Dataset records:
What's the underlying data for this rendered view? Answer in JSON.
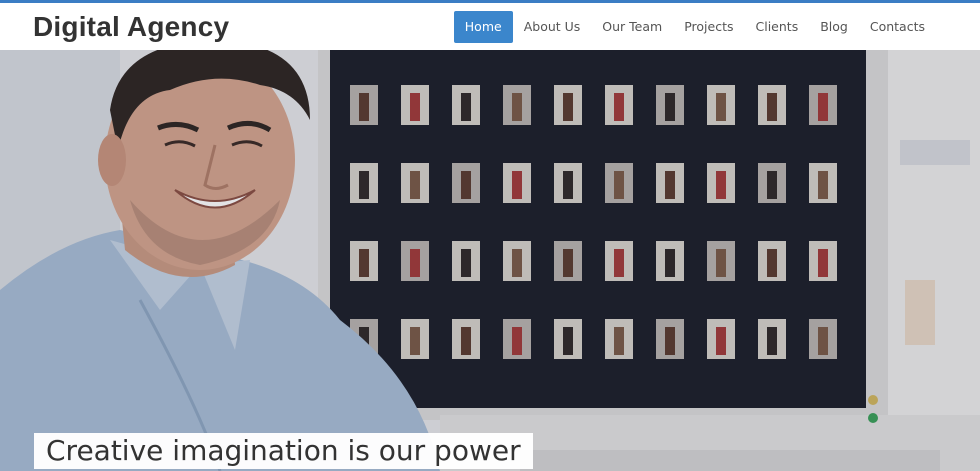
{
  "site": {
    "logo": "Digital Agency"
  },
  "nav": {
    "items": [
      {
        "label": "Home",
        "active": true
      },
      {
        "label": "About Us"
      },
      {
        "label": "Our Team"
      },
      {
        "label": "Projects"
      },
      {
        "label": "Clients"
      },
      {
        "label": "Blog"
      },
      {
        "label": "Contacts"
      }
    ]
  },
  "hero": {
    "tagline": "Creative imagination is our power",
    "image": "smiling-man-at-computer-monitor"
  },
  "colors": {
    "accent": "#3b86cc",
    "top_bar": "#3b7dc4",
    "text": "#333333"
  }
}
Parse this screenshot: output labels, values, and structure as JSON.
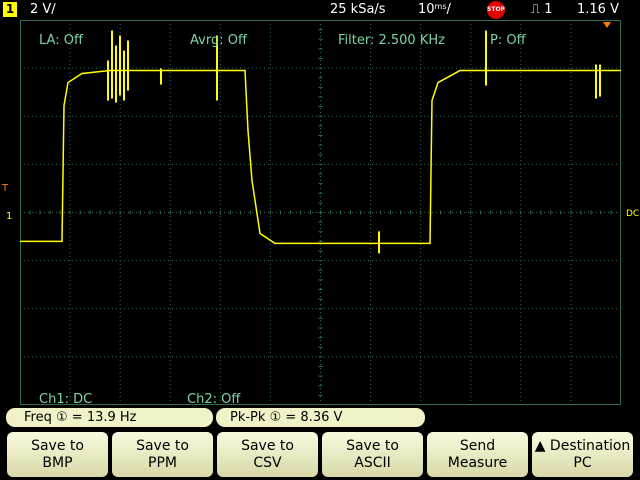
{
  "topbar": {
    "channel_number": "1",
    "channel_scale": "2 V/",
    "sample_rate": "25 kSa/s",
    "timebase_value": "10",
    "timebase_unit": "ms",
    "timebase_suffix": "/",
    "stop_badge": "STOP",
    "trigger_edge_symbol": "⎍",
    "trigger_source": "1",
    "trigger_level": "1.16  V"
  },
  "screen_labels": {
    "label_average": "LA: Off",
    "average": "Avrg: Off",
    "filter": "Filter: 2.500 KHz",
    "peak": "P: Off",
    "ch1": "Ch1: DC",
    "ch2": "Ch2: Off",
    "ground_marker": "1",
    "trigger_marker": "T",
    "coupling_marker": "DC"
  },
  "measurements": [
    {
      "name": "Freq",
      "channel": "①",
      "value": "13.9  Hz"
    },
    {
      "name": "Pk-Pk",
      "channel": "①",
      "value": "8.36  V"
    }
  ],
  "softkeys": [
    {
      "line1": "Save to",
      "line2": "BMP"
    },
    {
      "line1": "Save to",
      "line2": "PPM"
    },
    {
      "line1": "Save to",
      "line2": "CSV"
    },
    {
      "line1": "Save to",
      "line2": "ASCII"
    },
    {
      "line1": "Send",
      "line2": "Measure"
    },
    {
      "line1": "▲ Destination",
      "line2": "PC"
    }
  ],
  "colors": {
    "trace": "#ffff00",
    "grid": "#2f6e4f",
    "screen_text": "#7fd4a5",
    "key_face": "#f2f2c8",
    "stop": "#e10000"
  },
  "waveform": {
    "description_units": "divisions",
    "volts_per_div": 2,
    "ms_per_div": 10,
    "low_level_div": -0.6,
    "high_level_div": 2.95
  }
}
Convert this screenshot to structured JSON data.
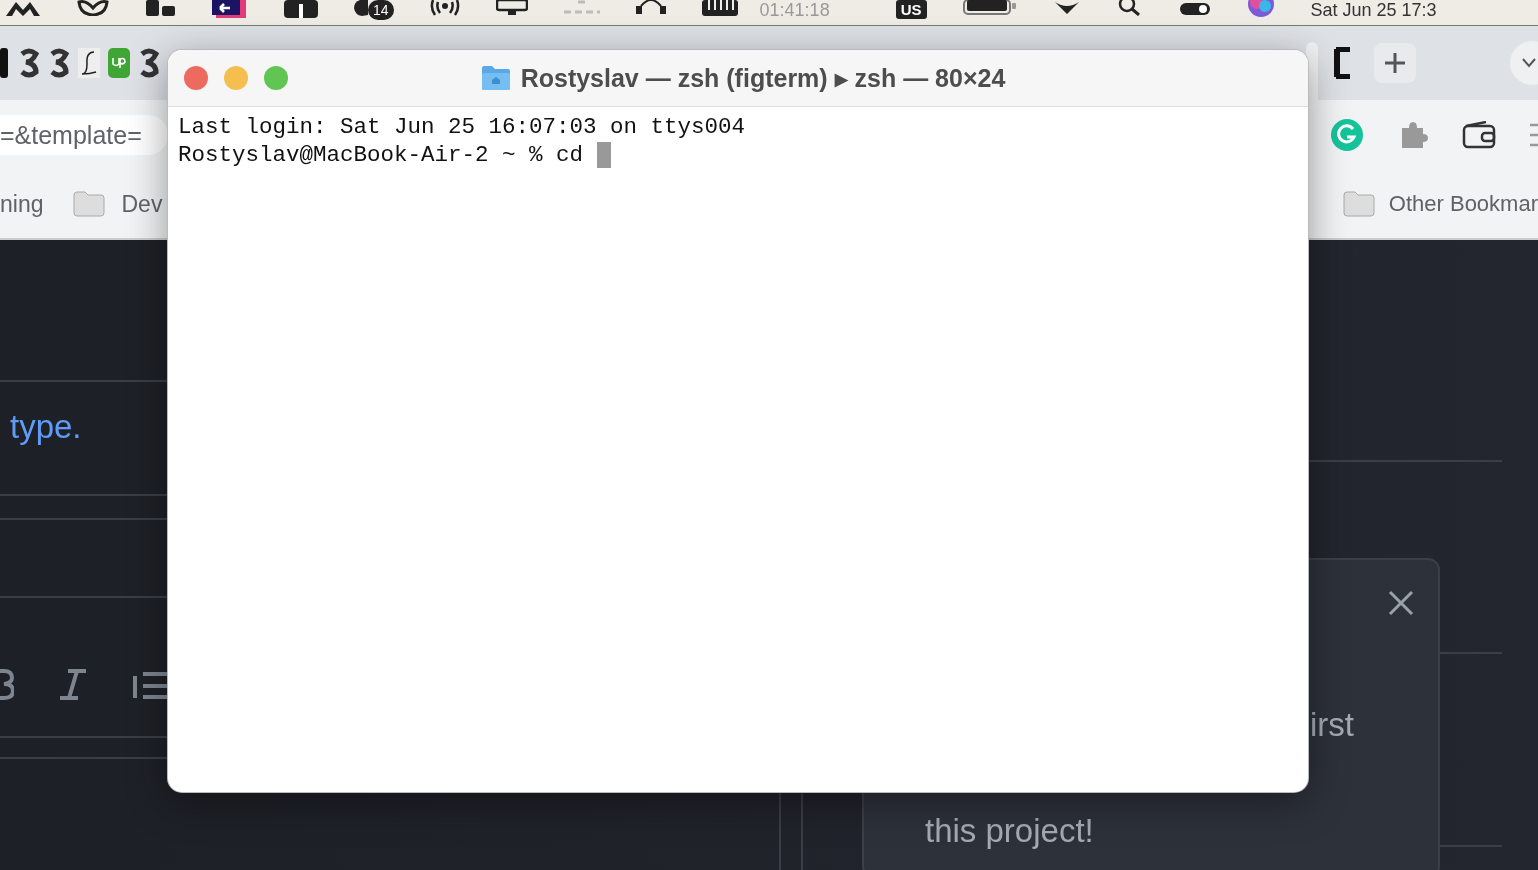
{
  "menu_bar": {
    "badge": "14",
    "clock": "01:41:18",
    "input_source": "US",
    "datetime": "Sat Jun 25  17:3"
  },
  "browser": {
    "address_fragment": "=&template=",
    "bookmarks": [
      {
        "label": "ning",
        "folder": false
      },
      {
        "label": "Dev",
        "folder": true
      }
    ],
    "other_bookmarks": "Other Bookmar"
  },
  "page": {
    "link_text": "type.",
    "popup": {
      "text_fragments": [
        "irst"
      ],
      "message_end": "this project!"
    }
  },
  "terminal": {
    "title": "Rostyslav — zsh (figterm) ▸ zsh — 80×24",
    "lines": [
      "Last login: Sat Jun 25 16:07:03 on ttys004",
      "Rostyslav@MacBook-Air-2 ~ % cd"
    ]
  }
}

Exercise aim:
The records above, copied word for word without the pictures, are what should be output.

Response to the task:
What's the underlying data for this rendered view? Answer in JSON.
{
  "site": {
    "logo": "Digital Agency"
  },
  "nav": {
    "items": [
      {
        "label": "Home",
        "active": true
      },
      {
        "label": "About Us"
      },
      {
        "label": "Our Team"
      },
      {
        "label": "Projects"
      },
      {
        "label": "Clients"
      },
      {
        "label": "Blog"
      },
      {
        "label": "Contacts"
      }
    ]
  },
  "hero": {
    "tagline": "Creative imagination is our power",
    "image": "smiling-man-at-computer-monitor"
  },
  "colors": {
    "accent": "#3b86cc",
    "top_bar": "#3b7dc4",
    "text": "#333333"
  }
}
Parse this screenshot: output labels, values, and structure as JSON.
{
  "topbar": {
    "channel_number": "1",
    "channel_scale": "2 V/",
    "sample_rate": "25 kSa/s",
    "timebase_value": "10",
    "timebase_unit": "ms",
    "timebase_suffix": "/",
    "stop_badge": "STOP",
    "trigger_edge_symbol": "⎍",
    "trigger_source": "1",
    "trigger_level": "1.16  V"
  },
  "screen_labels": {
    "label_average": "LA: Off",
    "average": "Avrg: Off",
    "filter": "Filter: 2.500 KHz",
    "peak": "P: Off",
    "ch1": "Ch1: DC",
    "ch2": "Ch2: Off",
    "ground_marker": "1",
    "trigger_marker": "T",
    "coupling_marker": "DC"
  },
  "measurements": [
    {
      "name": "Freq",
      "channel": "①",
      "value": "13.9  Hz"
    },
    {
      "name": "Pk-Pk",
      "channel": "①",
      "value": "8.36  V"
    }
  ],
  "softkeys": [
    {
      "line1": "Save to",
      "line2": "BMP"
    },
    {
      "line1": "Save to",
      "line2": "PPM"
    },
    {
      "line1": "Save to",
      "line2": "CSV"
    },
    {
      "line1": "Save to",
      "line2": "ASCII"
    },
    {
      "line1": "Send",
      "line2": "Measure"
    },
    {
      "line1": "▲ Destination",
      "line2": "PC"
    }
  ],
  "colors": {
    "trace": "#ffff00",
    "grid": "#2f6e4f",
    "screen_text": "#7fd4a5",
    "key_face": "#f2f2c8",
    "stop": "#e10000"
  },
  "waveform": {
    "description_units": "divisions",
    "volts_per_div": 2,
    "ms_per_div": 10,
    "low_level_div": -0.6,
    "high_level_div": 2.95
  }
}
Convert this screenshot to structured JSON data.
{
  "menu_bar": {
    "badge": "14",
    "clock": "01:41:18",
    "input_source": "US",
    "datetime": "Sat Jun 25  17:3"
  },
  "browser": {
    "address_fragment": "=&template=",
    "bookmarks": [
      {
        "label": "ning",
        "folder": false
      },
      {
        "label": "Dev",
        "folder": true
      }
    ],
    "other_bookmarks": "Other Bookmar"
  },
  "page": {
    "link_text": "type.",
    "popup": {
      "text_fragments": [
        "irst"
      ],
      "message_end": "this project!"
    }
  },
  "terminal": {
    "title": "Rostyslav — zsh (figterm) ▸ zsh — 80×24",
    "lines": [
      "Last login: Sat Jun 25 16:07:03 on ttys004",
      "Rostyslav@MacBook-Air-2 ~ % cd"
    ]
  }
}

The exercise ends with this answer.